Dietitian: "The best part of my job is that I feel that I can make a difference in my patient's lives. It is truly a privilege to work with others and help them to be a healthier version of themselves. The most frustrating aspect of my job is that most insurance companies do not cover for nutritional visits and so this does prohibit many individuals from being able to meet with me. The other downfall is that many companies will only allow 1-3 visits and even though it is better than none at all; it is still not enough to give the necessary support that some individuals truly need." (2011)


Registered Dietitian, Certified Diabetes Educator: "The best part of my job is that every day is different because people are all different and come in with so many different personalities and lifestyles. The day goes by very quickly and I enjoy talking with most of the patients and I love when they thank me for my help and say that seeing a dietitian wasn't as bad as they expected! The worst part of the job is occasionally getting stuck staying late because something unusual happened which slowed me down or made me have to do something extra. I can't complain about the paperwork because it is all computerized and quite efficient." (2009)

Career Background


Dietitian

  Salaries
  Job Tasks
  Work Environment
  How to Prepare for the Job
  Job Outlook

Career Video

Career Tips


"Aim Higher...
I would say go for a more demanding job like nurse or physician if you can" (Nutritionist; 2013)

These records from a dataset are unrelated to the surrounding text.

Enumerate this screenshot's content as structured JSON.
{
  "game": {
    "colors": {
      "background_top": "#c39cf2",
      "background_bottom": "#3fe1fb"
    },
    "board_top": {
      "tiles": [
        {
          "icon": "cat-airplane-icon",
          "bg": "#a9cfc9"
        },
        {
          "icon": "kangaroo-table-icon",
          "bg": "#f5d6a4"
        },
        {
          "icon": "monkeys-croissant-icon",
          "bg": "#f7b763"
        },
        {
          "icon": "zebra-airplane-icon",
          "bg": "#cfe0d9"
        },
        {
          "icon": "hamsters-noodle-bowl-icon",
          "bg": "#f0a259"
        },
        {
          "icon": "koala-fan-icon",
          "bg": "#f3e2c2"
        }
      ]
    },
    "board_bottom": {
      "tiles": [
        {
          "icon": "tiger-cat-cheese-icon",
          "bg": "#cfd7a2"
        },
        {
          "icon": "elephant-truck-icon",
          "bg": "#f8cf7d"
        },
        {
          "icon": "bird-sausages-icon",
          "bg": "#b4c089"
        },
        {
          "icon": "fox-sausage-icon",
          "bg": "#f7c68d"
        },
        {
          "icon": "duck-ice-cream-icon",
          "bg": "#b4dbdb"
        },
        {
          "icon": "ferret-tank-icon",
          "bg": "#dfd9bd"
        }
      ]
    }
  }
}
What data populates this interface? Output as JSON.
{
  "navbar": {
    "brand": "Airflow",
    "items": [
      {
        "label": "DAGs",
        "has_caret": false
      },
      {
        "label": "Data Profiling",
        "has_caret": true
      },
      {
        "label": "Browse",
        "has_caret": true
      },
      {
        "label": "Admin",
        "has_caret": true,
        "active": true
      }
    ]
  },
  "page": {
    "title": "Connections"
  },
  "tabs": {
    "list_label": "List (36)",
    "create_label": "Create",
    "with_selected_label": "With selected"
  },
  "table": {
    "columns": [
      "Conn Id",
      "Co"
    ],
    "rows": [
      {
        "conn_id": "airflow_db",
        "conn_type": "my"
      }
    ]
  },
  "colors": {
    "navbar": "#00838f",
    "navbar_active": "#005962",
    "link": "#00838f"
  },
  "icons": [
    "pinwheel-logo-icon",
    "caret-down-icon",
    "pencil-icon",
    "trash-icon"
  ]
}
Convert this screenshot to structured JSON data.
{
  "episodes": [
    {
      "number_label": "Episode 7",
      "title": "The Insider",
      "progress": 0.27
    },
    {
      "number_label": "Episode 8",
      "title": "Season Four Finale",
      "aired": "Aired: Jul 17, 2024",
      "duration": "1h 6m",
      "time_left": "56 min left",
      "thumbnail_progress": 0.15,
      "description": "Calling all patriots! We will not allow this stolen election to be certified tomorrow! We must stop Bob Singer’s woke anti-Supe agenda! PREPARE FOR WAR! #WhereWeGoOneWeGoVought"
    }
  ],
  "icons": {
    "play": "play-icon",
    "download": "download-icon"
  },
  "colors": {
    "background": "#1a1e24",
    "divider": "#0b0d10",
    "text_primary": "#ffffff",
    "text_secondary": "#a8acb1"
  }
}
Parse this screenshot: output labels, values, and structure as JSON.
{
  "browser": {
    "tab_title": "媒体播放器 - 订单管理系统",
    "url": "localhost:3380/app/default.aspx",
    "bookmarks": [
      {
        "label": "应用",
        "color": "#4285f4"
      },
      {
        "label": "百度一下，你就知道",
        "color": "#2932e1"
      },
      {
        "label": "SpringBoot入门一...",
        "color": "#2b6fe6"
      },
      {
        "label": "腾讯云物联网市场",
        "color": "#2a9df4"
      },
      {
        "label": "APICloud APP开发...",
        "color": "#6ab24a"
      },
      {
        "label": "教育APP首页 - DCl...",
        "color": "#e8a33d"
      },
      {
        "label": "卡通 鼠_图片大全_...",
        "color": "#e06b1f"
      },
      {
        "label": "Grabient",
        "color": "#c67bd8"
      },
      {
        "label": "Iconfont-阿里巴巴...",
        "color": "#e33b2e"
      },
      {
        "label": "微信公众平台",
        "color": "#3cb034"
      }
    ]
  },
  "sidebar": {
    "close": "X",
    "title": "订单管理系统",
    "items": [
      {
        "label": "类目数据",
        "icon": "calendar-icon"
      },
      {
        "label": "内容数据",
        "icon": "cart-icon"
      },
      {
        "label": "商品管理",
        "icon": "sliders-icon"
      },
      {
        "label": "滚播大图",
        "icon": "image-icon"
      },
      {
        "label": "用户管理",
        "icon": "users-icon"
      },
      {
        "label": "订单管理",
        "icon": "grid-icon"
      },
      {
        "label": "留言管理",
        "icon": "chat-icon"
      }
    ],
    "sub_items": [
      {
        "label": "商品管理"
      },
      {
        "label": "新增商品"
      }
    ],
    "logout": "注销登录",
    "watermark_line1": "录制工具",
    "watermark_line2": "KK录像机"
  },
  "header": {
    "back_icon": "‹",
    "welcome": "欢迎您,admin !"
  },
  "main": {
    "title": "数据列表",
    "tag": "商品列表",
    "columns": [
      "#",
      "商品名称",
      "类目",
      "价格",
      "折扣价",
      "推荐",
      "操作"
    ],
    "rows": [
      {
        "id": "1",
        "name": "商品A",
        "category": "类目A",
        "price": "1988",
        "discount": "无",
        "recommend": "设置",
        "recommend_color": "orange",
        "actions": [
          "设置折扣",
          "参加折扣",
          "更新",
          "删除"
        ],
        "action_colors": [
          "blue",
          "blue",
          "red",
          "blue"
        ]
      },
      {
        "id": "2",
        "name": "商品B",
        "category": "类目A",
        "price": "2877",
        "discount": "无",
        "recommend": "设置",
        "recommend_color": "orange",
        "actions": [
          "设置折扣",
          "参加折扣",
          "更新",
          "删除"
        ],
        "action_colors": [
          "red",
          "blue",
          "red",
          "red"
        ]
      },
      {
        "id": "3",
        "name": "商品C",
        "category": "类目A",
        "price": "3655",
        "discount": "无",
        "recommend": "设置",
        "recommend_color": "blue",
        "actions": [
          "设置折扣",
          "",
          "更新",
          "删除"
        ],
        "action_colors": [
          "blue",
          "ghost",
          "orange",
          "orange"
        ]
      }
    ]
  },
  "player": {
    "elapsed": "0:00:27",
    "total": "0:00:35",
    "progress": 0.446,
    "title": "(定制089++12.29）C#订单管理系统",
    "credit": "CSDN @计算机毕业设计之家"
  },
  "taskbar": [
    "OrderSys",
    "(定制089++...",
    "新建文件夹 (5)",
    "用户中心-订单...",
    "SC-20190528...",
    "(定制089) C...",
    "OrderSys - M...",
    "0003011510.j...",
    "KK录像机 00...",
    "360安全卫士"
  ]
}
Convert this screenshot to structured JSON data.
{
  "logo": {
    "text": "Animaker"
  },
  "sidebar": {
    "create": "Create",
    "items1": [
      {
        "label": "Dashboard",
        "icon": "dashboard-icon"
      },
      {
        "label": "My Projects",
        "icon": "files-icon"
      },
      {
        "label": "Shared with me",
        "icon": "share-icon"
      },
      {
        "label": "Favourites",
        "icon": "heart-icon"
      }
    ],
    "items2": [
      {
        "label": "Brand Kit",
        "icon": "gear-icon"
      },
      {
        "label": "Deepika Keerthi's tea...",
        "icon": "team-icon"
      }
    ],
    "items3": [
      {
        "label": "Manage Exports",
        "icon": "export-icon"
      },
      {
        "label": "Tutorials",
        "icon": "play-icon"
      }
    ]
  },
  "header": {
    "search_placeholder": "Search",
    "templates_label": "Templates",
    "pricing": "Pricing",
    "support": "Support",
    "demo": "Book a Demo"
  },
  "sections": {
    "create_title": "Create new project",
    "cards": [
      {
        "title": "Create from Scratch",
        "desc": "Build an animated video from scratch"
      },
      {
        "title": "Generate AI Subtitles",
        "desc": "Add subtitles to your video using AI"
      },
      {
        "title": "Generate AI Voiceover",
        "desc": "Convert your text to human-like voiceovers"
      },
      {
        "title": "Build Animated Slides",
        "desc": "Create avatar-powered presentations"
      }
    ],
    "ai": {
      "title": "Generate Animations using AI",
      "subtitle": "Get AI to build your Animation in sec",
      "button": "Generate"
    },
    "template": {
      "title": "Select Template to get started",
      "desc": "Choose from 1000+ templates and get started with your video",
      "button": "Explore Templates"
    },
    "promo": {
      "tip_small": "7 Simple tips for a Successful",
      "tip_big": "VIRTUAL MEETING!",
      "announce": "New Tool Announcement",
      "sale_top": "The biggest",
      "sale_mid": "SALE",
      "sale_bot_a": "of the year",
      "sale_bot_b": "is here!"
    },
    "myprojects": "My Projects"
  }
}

"Create A Network Early...
Try to network with local dietitians as early as possible. They will be key to finding a job and internship that matches your interests." (Dietitian; 2013)


"You're Not An RD Until AFTER The Internship...
Know that if you choose this major, you will be required to do a dietetic internship that will be unpaid and most likely require you to take out student loans to complete (after you graduate with your BS)." (Dietitian; 2013)


"Tough Curriculum But Worth The Effort...
The college course load is very hard, but if you love nutrition, it really pays off in the end. There is an internship that you have to apply for after graduating from college that is about a year long. This is a tough year, but again, it is worth it in the end. The nice thing about this career choice is that there is such a variety of places you can work and paths you can choose (working in a hospital, health club, own your own practice, etc). I would also consider getting your masters degree at the same time of your internship. That is something that is an option I wish I had done." (Registered Dietitian; 2011)


"You'll Need To Work In A Hospital At First...
You need to truly enjoy working with individuals in helping them to make lifestyle changes. Patience is also necessary when working with individuals of different backgrounds because not everyone is open to health advice. I would also suggest that an individual enjoy the sciences because there are a lot of chemistry, anatomy, and biology classes involved. I would also recommend that a student know that they will intern in a hospital for a year and being able to work in a hospital is something that may be necessary the first 1-2 years of being a dietitian." (Dietitian; 2011)


"Ask People About Their Careers...
My advice would be to look around at adults who have jobs and lifestyles that you think might interest you. When you notice these people, let them know that you admire them and ask if they might have time to tell you about their careers and how they got into them. After that, if you are still interested, ask if you can spend a day with them observing what they do at work. I did a day of observation and found it quite helpful." (Registered Dietitian, Certified Diabetes Educator; 2009)